A bench of Justices M.R. Shah and Sanjiv Khanna said: "While affirming the impugned judgment and order passed by the Calcutta High Court (in November 2020) remanding the matter back to the magistrate, we set aside the subsequent order passed by the magistrate on remand, pursuant to the impugned judgment and order passed by the high court and remit the matter back to the learned magistrate to examine and apply his judicial mind and then exercise discretion whether or not to issue directions under Section 156(3) (of the CrPC) or whether he can take cognisance and follow the procedure under Section 202."
However, the apex court set aside the magistrate's subsequent order to the police to register an FIR into the matter.
The bench said: "He can also direct the preliminary enquiry by the police in terms of the law laid down by this court in the case of Lalita Kumari (2014). Copies of the papers and documents filed before the high court and this court could also be forwarded and brought on record of the magistrate, who would thereupon examine and consider the matter... the complainant/informant would be entitled to question the genuineness of the contents of the said documents."
"We would refrain and not comment on the allegations made as this may affect the case put up by either side. The accused do not have any right to appear before the magistrate before summons are issued. However, the law gives them a right to appear before the revisionary court in proceedings, when the complainant challenges the order rejecting an application under Section 156(3) of the Code."
The bench also directed the magistrate to consider all materials including documents and emails brought on record by the accused before the high court, noting that the high court was correct in remitting the matter to the judicial magistrate for further examination.
"We do not intend to go into the question of the merits of the allegations, and what procedure the magistrate should follow as this is an aspect which the magistrate must first consider and decide judiciously and as per the law. What is impermissible and contrary to law is an adjudication on merits of the allegations and determination of the facts as baseless, without further scrutiny and examination. Therefore, the High Court was correct in remitting the matter to the judicial magistrate for further examination," it said.
The bench noted that while examining the question of delay in making the complaint, the courts must remain alive to the fact that it is difficult for a woman to come forward and make a statement alleging rape or sexual assault. "Every criminal case, it is stated, is a voyage of discovery in which truth is the quest. Right from the inception of the judicial system, it has been accepted that discovery, vindication and establishment of truth are the primary purposes underlying the existence of the courts of justice," it said.
"However, the supremacy of truth is easier to assert than to define. Often this task becomes difficult when contradictory factual positions are asserted duly supported and affirmed on oath."

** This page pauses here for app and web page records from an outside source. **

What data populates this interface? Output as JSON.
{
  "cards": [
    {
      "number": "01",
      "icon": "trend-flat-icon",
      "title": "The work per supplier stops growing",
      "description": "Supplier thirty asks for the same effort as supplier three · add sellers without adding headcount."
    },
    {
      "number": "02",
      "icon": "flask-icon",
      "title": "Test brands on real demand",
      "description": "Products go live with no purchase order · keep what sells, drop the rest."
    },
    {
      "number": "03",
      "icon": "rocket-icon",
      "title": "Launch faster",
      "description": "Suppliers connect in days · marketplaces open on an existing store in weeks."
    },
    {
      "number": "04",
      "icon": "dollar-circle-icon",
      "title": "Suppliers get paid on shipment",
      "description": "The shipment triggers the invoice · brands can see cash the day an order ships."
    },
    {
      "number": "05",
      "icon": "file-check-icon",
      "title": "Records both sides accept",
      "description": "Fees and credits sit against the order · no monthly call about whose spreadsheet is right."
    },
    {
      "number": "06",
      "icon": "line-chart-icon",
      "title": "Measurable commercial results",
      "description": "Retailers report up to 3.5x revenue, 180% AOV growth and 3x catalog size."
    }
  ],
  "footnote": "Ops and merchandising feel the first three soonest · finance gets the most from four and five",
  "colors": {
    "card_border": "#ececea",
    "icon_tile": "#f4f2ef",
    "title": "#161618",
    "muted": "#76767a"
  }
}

Counsel, representing the accused, that complainant was not a timid victim inasmuch as she was an experienced social/political worker, had a history of filing FIRs including for rape, had earlier filed FIRs against the accused in the instant case for other offences and indeed had invoked police powers against several powerful people.
Counsel, terming the complaint as abuse of process, alleged that in an FIR filed on August 31, 2018, she had made allegations of rape against a third person who is a worker of the BJP.